- Injections such as Depo-Provera or Noristerat
- Mirena and Skyla IUDs
- Nexplanon implant
However, other birth control options such as combination contraceptives may work better for one’s ADHD symptoms. In some cases, these birth control methods can help you balance your hormone levels. Taking these medications, many people are successful at preventing fluctuations in their ADHD symptoms during their period, perimenopause or menopause.
Progesterone and ADHD Medication
Two of the most common types of ADHD medications are methylphenidates, such as Ritalin, and amphetamines, such as Adderall. Today, over 2.6 million American adults regularly take one of these medications to treat their symptoms. However, sometimes, your hormone levels can interfere with their effectiveness.
People who have high progesterone levels during their menstrual cycle, puberty or menopause may notice that their medication doesn’t work anymore. That’s because progesterone slows down the production of neurotransmitters, negating the effects of their medicine.
ADHD medications help your brain produce neurotransmitters like dopamine and norepinephrine. These medicines also keep your brain from absorbing the neurotransmitters, allowing them to stay in the gaps between your nerves. By helping your brain keep the neurotransmitters around, these medications help your brain absorb and store information.
So essentially, ADHD medications make it easier for your brain to send information where it needs to go, increasing the effectiveness of your memory and your ability to stay focused.
Hormones affect the effectiveness of these medications. While estrogen helps your brain keep these good neurotransmitters around, progesterone does the exact opposite.
According to a study from the Journal of Psychopharmacology, amphetamines work better when progesterone levels are low. That’s because progesterone slows everything down in your brain.

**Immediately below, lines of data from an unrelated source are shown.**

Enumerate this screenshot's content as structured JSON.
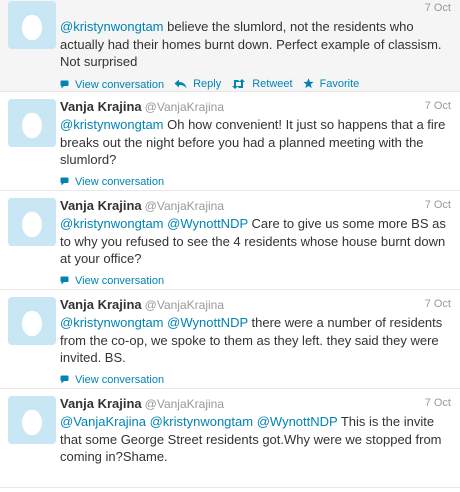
{
  "tweets": [
    {
      "name": "",
      "handle": "",
      "time": "7 Oct",
      "parts": [
        {
          "t": "@kristynwongtam",
          "m": true
        },
        {
          "t": " believe the slumlord, not the residents who actually had their homes burnt down. Perfect example of classism. Not surprised",
          "m": false
        }
      ],
      "actions": [
        {
          "label": "View conversation",
          "icon": "speech-bubble-icon"
        },
        {
          "label": "Reply",
          "icon": "reply-arrow-icon"
        },
        {
          "label": "Retweet",
          "icon": "retweet-icon"
        },
        {
          "label": "Favorite",
          "icon": "star-icon"
        }
      ]
    },
    {
      "name": "Vanja Krajina",
      "handle": "@VanjaKrajina",
      "time": "7 Oct",
      "parts": [
        {
          "t": "@kristynwongtam",
          "m": true
        },
        {
          "t": " Oh how convenient! It just so happens that a fire breaks out the night before you had a planned meeting with the slumlord?",
          "m": false
        }
      ],
      "actions": [
        {
          "label": "View conversation",
          "icon": "speech-bubble-icon"
        }
      ]
    },
    {
      "name": "Vanja Krajina",
      "handle": "@VanjaKrajina",
      "time": "7 Oct",
      "parts": [
        {
          "t": "@kristynwongtam",
          "m": true
        },
        {
          "t": " ",
          "m": false
        },
        {
          "t": "@WynottNDP",
          "m": true
        },
        {
          "t": " Care to give us some more BS as to why you refused to see the 4 residents whose house burnt down at your office?",
          "m": false
        }
      ],
      "actions": [
        {
          "label": "View conversation",
          "icon": "speech-bubble-icon"
        }
      ]
    },
    {
      "name": "Vanja Krajina",
      "handle": "@VanjaKrajina",
      "time": "7 Oct",
      "parts": [
        {
          "t": "@kristynwongtam",
          "m": true
        },
        {
          "t": " ",
          "m": false
        },
        {
          "t": "@WynottNDP",
          "m": true
        },
        {
          "t": " there were a number of residents from the co-op, we spoke to them as they left. they said they were invited. BS.",
          "m": false
        }
      ],
      "actions": [
        {
          "label": "View conversation",
          "icon": "speech-bubble-icon"
        }
      ]
    },
    {
      "name": "Vanja Krajina",
      "handle": "@VanjaKrajina",
      "time": "7 Oct",
      "parts": [
        {
          "t": "@VanjaKrajina",
          "m": true
        },
        {
          "t": " ",
          "m": false
        },
        {
          "t": "@kristynwongtam",
          "m": true
        },
        {
          "t": " ",
          "m": false
        },
        {
          "t": "@WynottNDP",
          "m": true
        },
        {
          "t": " This is the invite that some George Street residents got.Why were we stopped from coming in?Shame.",
          "m": false
        }
      ],
      "actions": []
    }
  ]
}
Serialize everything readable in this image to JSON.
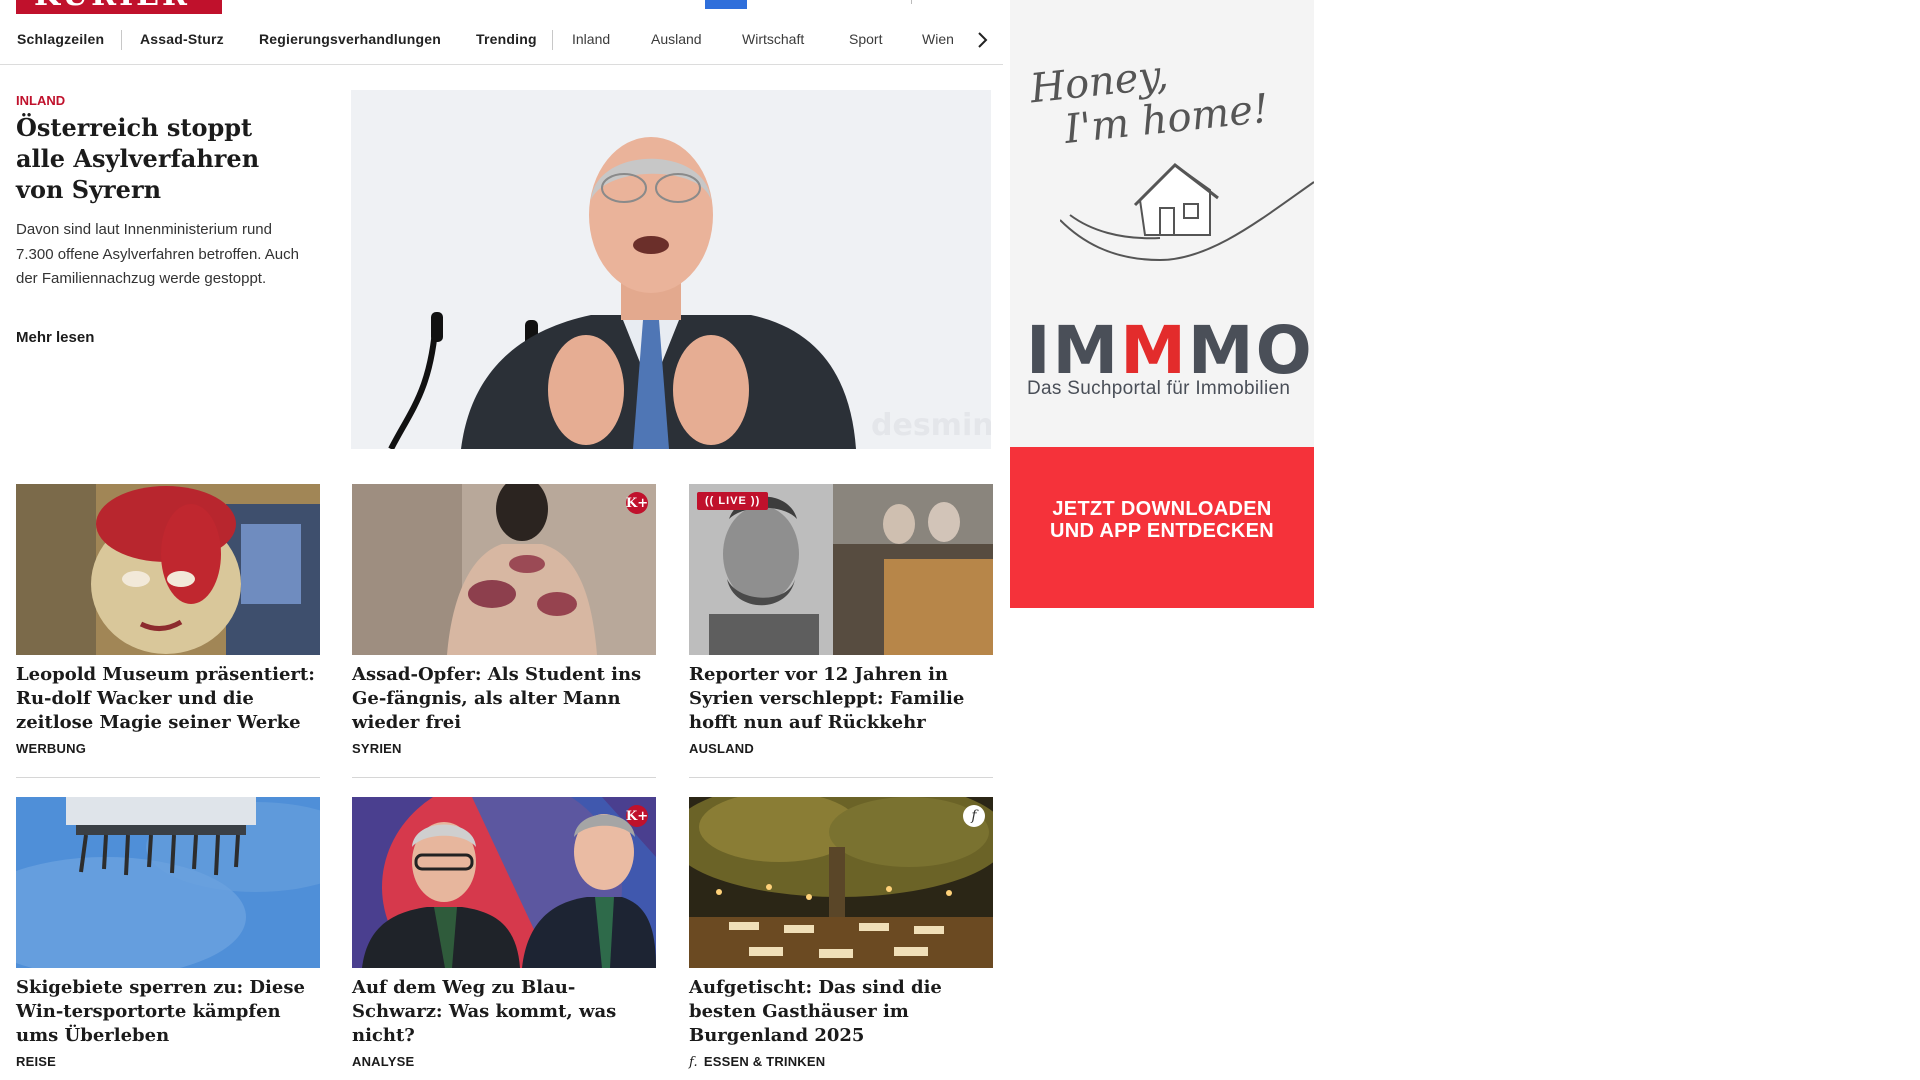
{
  "header": {
    "logo_text": "KURIER"
  },
  "nav": {
    "items": [
      {
        "label": "Schlagzeilen"
      },
      {
        "label": "Assad-Sturz"
      },
      {
        "label": "Regierungsverhandlungen"
      },
      {
        "label": "Trending"
      },
      {
        "label": "Inland"
      },
      {
        "label": "Ausland"
      },
      {
        "label": "Wirtschaft"
      },
      {
        "label": "Sport"
      },
      {
        "label": "Wien"
      }
    ],
    "next_icon": "chevron-right-icon"
  },
  "lead": {
    "category": "INLAND",
    "title": "Österreich stoppt alle Asylverfahren von Syrern",
    "teaser": "Davon sind laut Innenministerium rund 7.300 offene Asylverfahren betroffen. Auch der Familiennachzug werde gestoppt.",
    "more": "Mehr lesen",
    "image_watermark": "desmin"
  },
  "cards": [
    {
      "title": "Leopold Museum präsentiert: Ru-dolf Wacker und die zeitlose Magie seiner Werke",
      "category": "WERBUNG"
    },
    {
      "title": "Assad-Opfer: Als Student ins Ge-fängnis, als alter Mann wieder frei",
      "category": "SYRIEN",
      "badge": "K+"
    },
    {
      "title": "Reporter vor 12 Jahren in Syrien verschleppt: Familie hofft nun auf Rückkehr",
      "category": "AUSLAND",
      "live": "LIVE"
    },
    {
      "title": "Skigebiete sperren zu: Diese Win-tersportorte kämpfen ums Überleben",
      "category": "REISE"
    },
    {
      "title": "Auf dem Weg zu Blau-Schwarz: Was kommt, was nicht?",
      "category": "ANALYSE",
      "badge": "K+"
    },
    {
      "title": "Aufgetischt: Das sind die besten Gasthäuser im Burgenland 2025",
      "category": "ESSEN & TRINKEN",
      "badge": "f"
    }
  ],
  "ad": {
    "tagline_1": "Honey,",
    "tagline_2": "I'm home!",
    "brand_a": "IM",
    "brand_b": "M",
    "brand_c": "MO",
    "subtitle": "Das Suchportal für Immobilien",
    "cta_1": "JETZT DOWNLOADEN",
    "cta_2": "UND APP ENTDECKEN"
  },
  "colors": {
    "brand_red": "#c0112c",
    "ad_red": "#f5323a"
  }
}
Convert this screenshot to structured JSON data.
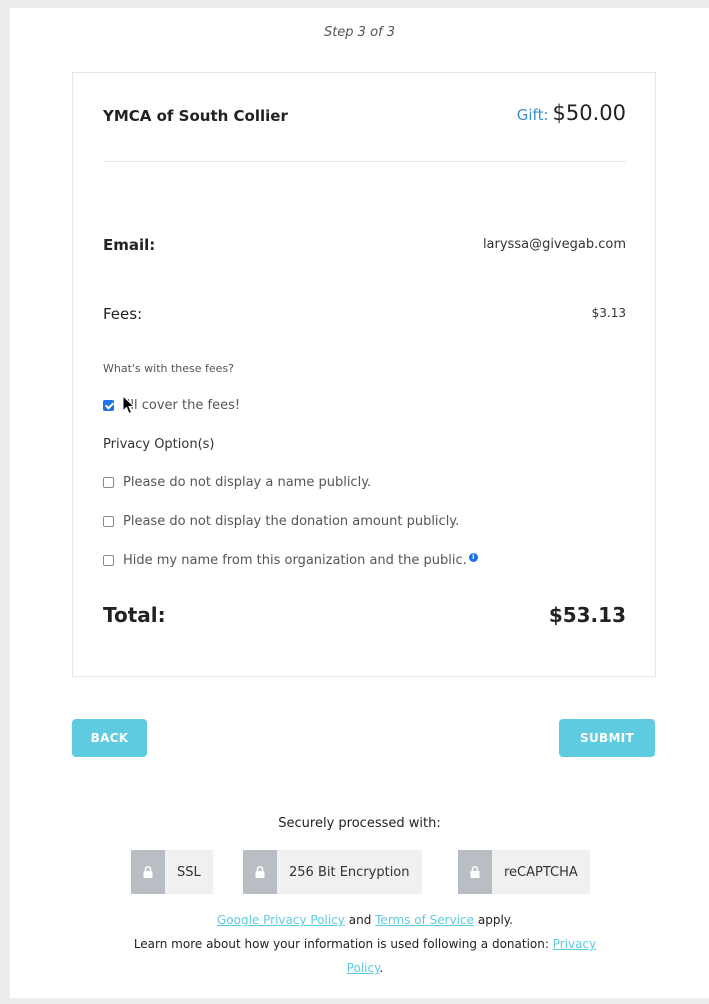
{
  "step": "Step 3 of 3",
  "summary": {
    "org_name": "YMCA of South Collier",
    "gift_label": "Gift:",
    "gift_amount": "$50.00",
    "email_label": "Email:",
    "email_value": "laryssa@givegab.com",
    "fees_label": "Fees:",
    "fees_value": "$3.13",
    "fee_help_link": "What's with these fees?",
    "cover_fees_label": "I'll cover the fees!",
    "cover_fees_checked": true,
    "privacy_title": "Privacy Option(s)",
    "privacy_options": [
      {
        "label": "Please do not display a name publicly.",
        "checked": false
      },
      {
        "label": "Please do not display the donation amount publicly.",
        "checked": false
      },
      {
        "label": "Hide my name from this organization and the public.",
        "checked": false
      }
    ],
    "total_label": "Total:",
    "total_value": "$53.13"
  },
  "buttons": {
    "back": "BACK",
    "submit": "SUBMIT"
  },
  "security": {
    "title": "Securely processed with:",
    "badges": [
      "SSL",
      "256 Bit Encryption",
      "reCAPTCHA"
    ]
  },
  "legal": {
    "google_privacy": "Google Privacy Policy",
    "and": "and",
    "terms": "Terms of Service",
    "apply": "apply.",
    "learn_more": "Learn more about how your information is used following a donation:",
    "privacy_link_part1": "Privacy",
    "privacy_link_part2": "Policy",
    "period": "."
  },
  "colors": {
    "accent": "#5fcbe0",
    "gift_label": "#3a8fd1",
    "checkbox": "#1a73e8"
  },
  "icons": {
    "lock": "lock-icon",
    "info": "info-icon",
    "cursor": "mouse-cursor-icon"
  }
}
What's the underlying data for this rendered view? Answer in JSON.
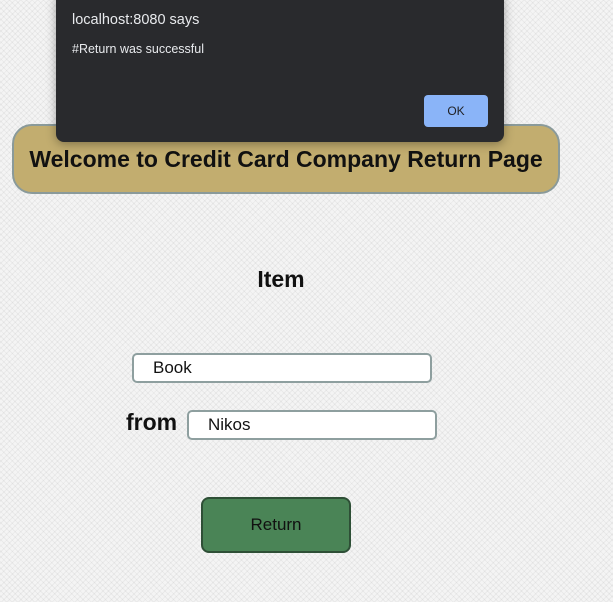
{
  "dialog": {
    "title": "localhost:8080 says",
    "message": "#Return was successful",
    "ok_label": "OK"
  },
  "banner": {
    "title": "Welcome to Credit Card Company Return Page"
  },
  "form": {
    "item_heading": "Item",
    "item_value": "Book",
    "from_label": "from",
    "from_value": "Nikos",
    "return_label": "Return"
  },
  "colors": {
    "banner_bg": "#c2ad6f",
    "button_bg": "#4a8456",
    "dialog_bg": "#292a2d",
    "dialog_button": "#8ab4f8"
  }
}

If you have high progesterone levels, it could even overpower your ADHD medication, making it ineffective.
Tips for Managing Your Progesterone Levels and ADHD
Even when you feel like your ADHD has taken control of your life, there are some ways to keep progesterone from worsening your symptoms.
Try some of these tips that work for many people who have the same problem as you:
- Ask your doctor about taking an oral contraceptive with low levels of progestin to balance your hormone levels.
- Consider asking your doctor about changing your ADHD medication.
- Track your progress with a journal so you can notice when your symptoms worsen.
- Ask your doctor about taking an antidepressant before your period every month to help regulate your neurotransmitter production and lessen ADHD symptoms.
- Ask your doctor about hormone replacement therapy if you’re in perimenopause or menopause.
Progesterone can make it hard for you to manage your ADHD symptoms. It can also make some ADHD medications less effective at certain times of your life, like during puberty, periods, perimenopause, and menopause.
Still, there are many ways you can prevent your hormones from worsening your ADHD symptoms. Talk to your doctor to figure out what treatment options fit your lifestyle best!
- NCBI: Potential Hormonal Mechanisms of Attention-Deficit/Hyperactivity Disorder and Major Depressive Disorder
- Hormone Health Network: Progesterone
- Very Well Mind: Treatment for Women with ADHD
- American Academy of Child and Adolescent Psychiatry: ADHD & The Brain
- WebMD: Is There a Link Between Hormones and ADHD?
- The Journal of Neuroscience: How Progesterone Impairs Memory for Biologically Salient Stimuli in Healthy Young Women
- Psychiatrist.com: A Review of Attention-Deficit/Hyperactivity Disorder in Women and Girls: Uncovering This Hidden Diagnosis
- ADDitude Magazine: Puberty and ADHD Symptoms in Teens and Tweens
- Clue: The Menstrual Cycle
- CHADD: The Complete Picture: How Estrogen Affects Women with ADHD
- CHADD: Changing Estrogen Levels Affect Women’s ADHD Symptoms—Part Three
- Signature Care Emergency Center: ADHD and PMS
- ADDitude Magazine: ADHD and Hormones: ADD Symptoms in Teen Girls, Women
- Edge Foundation: ADHD and Estrogen
- WebMD: ADHD Drug Use by Young Adults Doubled in Recent Years
- National Library of Medicine: Acute effects of d-amphetamine during the follicular and luteal phases of the menstrual cycle in women